Partner or parasite? Time for Hong Kong to choose
Never before has a chief executive of the Hong Kong stock exchange written an open letter, especially on mainland policy. Yet, this week Charles Li Xiaojia did exactly that.
In a 10,000-word Chinese-language piece posted on the HKEx website titled 'Six Questions Regarding the Internationalisation of the Renminbi (yuan)', he outlines some key issues on the currency's future.
The media has been focusing on the concrete proposals he has mentioned as clues to what new policies Beijing will put forward next.
The more important question, however, is why he has written the open letter in the first place. The signs are worrying.
This is because Li is no foreign executive with a big head who just wants to speak his mind. He is someone who has tiptoed through China's corridors of power for decades.
He blew no trumpets when Beijing dazzled the market with announcements of new measures to internationalise the yuan over the past three months.
But he is now speaking up. Rather than a wish list, his letter reads more like a wake-up call on the difficulties Hong Kong will face on its way to becoming an offshore yuan financial centre.
Li noted that the yuan can now flow out of and back into the mainland with little restrictions as long as they are for trade settlement purposes. However, few people or companies, especially those outside Hong Kong, are willing to take yuan as there are few investment opportunities offshore. The flows are just a trickle.
'If we see RMB flows as water and RMB products as fish, the logic will be clear. Fish do not exist where there is no water and they cannot survive if the water is stagnant. Without nutrients in the water, fish don't grow,' Li wrote.
'The nutrients, representing returns on RMB products, can only come from the home market. That's why the offshore RMB must be allowed to flow back, at least at the initial stage.'
What Li does not say is how controversial the flow back of offshore yuan can be.
So far Beijing has made two 'nutrients' boosting moves. First, foreign banks can gradually take part in the mainland interbank bond market, hoping that the higher bond yield will result in more attractive yuan products. Second, foreign yuan holders will soon be allowed to invest in the mainland stock market.
These are the relatively easy moves, politically at least. The interbank bond market is governed by the People's Bank of China (PBOC), the major supporter for yuan internationalisation. The A-share investment scheme brings money into the stagnant stock market.
Yet, their limitation in terms of liquidity and scale is obvious. For instance, the A-share investment scheme is likely to have a 20 billion yuan (HK$23.11 billion) quota and restrictions on investors exiting the market.
To get foreign investors more interested, we need products of higher return and liquidity such as the issue of yuan-denominated shares, bonds and derivatives.
On the surface, yuan-denominated share issues by mainland firms is a sensible move for all parties.
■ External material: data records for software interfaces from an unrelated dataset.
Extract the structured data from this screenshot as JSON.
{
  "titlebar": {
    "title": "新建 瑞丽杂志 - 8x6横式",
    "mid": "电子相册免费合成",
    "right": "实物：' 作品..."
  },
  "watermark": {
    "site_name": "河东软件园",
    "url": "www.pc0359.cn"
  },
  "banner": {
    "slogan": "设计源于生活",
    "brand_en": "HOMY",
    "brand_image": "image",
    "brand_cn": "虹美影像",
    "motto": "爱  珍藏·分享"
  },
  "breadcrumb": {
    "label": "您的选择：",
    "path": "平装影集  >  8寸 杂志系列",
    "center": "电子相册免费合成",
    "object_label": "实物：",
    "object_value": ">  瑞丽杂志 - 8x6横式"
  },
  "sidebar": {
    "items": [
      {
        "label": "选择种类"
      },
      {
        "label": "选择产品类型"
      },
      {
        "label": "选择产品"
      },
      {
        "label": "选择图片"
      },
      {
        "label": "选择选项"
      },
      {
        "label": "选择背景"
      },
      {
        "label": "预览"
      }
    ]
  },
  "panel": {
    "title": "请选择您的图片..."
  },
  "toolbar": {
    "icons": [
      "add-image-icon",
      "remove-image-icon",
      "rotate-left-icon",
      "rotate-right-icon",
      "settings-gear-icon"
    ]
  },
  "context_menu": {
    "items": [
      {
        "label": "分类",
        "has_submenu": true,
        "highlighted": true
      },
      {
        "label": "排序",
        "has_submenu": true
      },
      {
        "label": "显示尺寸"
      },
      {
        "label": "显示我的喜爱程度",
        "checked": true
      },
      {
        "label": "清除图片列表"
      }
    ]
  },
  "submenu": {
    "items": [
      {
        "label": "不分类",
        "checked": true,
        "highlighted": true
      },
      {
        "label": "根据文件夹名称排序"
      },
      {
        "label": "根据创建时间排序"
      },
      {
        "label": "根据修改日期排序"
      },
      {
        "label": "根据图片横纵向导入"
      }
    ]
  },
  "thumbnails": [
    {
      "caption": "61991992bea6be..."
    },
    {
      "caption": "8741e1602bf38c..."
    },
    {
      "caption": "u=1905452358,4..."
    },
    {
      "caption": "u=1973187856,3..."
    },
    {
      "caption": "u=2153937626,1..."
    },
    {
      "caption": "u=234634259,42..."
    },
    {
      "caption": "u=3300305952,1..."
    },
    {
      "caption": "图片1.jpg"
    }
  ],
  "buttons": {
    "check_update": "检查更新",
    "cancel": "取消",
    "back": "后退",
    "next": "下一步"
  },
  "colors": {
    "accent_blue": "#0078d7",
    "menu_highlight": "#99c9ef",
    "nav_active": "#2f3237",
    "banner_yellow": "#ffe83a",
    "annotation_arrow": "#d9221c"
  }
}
The issuer sends home the proceeds in yuan instead of HK dollars. He has no exchange risk. The country suffers no increase in foreign reserves from that. The investor enjoys the liquidity of the stock, the yuan's appreciating potential and the growth of the mainland economy.
Hong Kong benefits from the robust trading of the yuan stocks. More importantly, the yuan internationalisation campaign sees not only an increasing demand for yuan overseas but the recognition of the currency as a medium of investment.
But there is a crucial twist. 'Offshore issuers of any higher-yielding RMB products need their proceeds to be able to flow back to the mainland in order to access the returns they need,' Li wrote.
'Efforts are needed to convince the policy makers to treat RMB foreign direct investment from offshore product issuers differently as the inflow itself would not create any incremental pressure on onshore foreign reserve accumulation. An entirely different regulatory regime needs to be adopted for the RMB inflow.'
To put it more bluntly, the approval process has to be simplified. That means ministries other than the PBOC have to give up some power.
In the background of this issue is the sibling rivalry between Hong Kong and Shanghai. The Hong Kong government's opposition to the introduction of an international board in Shanghai; and the 'self-interested' image of Hong Kong among many senior cadres is well known.
Opponents of these liberalisations will not be short of reasons. They can easily argue that Beijing has already done a lot in a few months and it is best to leave the market to chew on it for while.
They can argue that while Washington is talking tough on yuan appreciation, further currency liberalisation by China will be seen as kowtowing. They can even argue that it is tantamount to an opening up of the capital account.
Is Li sensing a growing hesitation if not suspicion in Beijing? Or is he sensing a loss in steam in the reform momentum generated by the earlier financial turbulence in the US and Europe and the pain heaped on China?
Is that why he has written an open letter that emphasises the strategic importance of yuan internationalisation to the country; the importance of the yuan's 'home trip' to the internationalisation; and the readiness of different measures to manage the various flows?
We have no answer to these questions as Li was unavailable to comment.
But we can be sure of one thing. If we continue to see yuan internationalisation as a distant experiment, complain about the little tangible short-term benefit and do nothing, our critics will win.
Only by recognising this as a once-in-a-lifetime opportunity, bearing the short-term cost and getting our financial systems ready, can Hong Kong stand out as a value-adding partner instead of a self-interested parasite in the eyes of Beijing.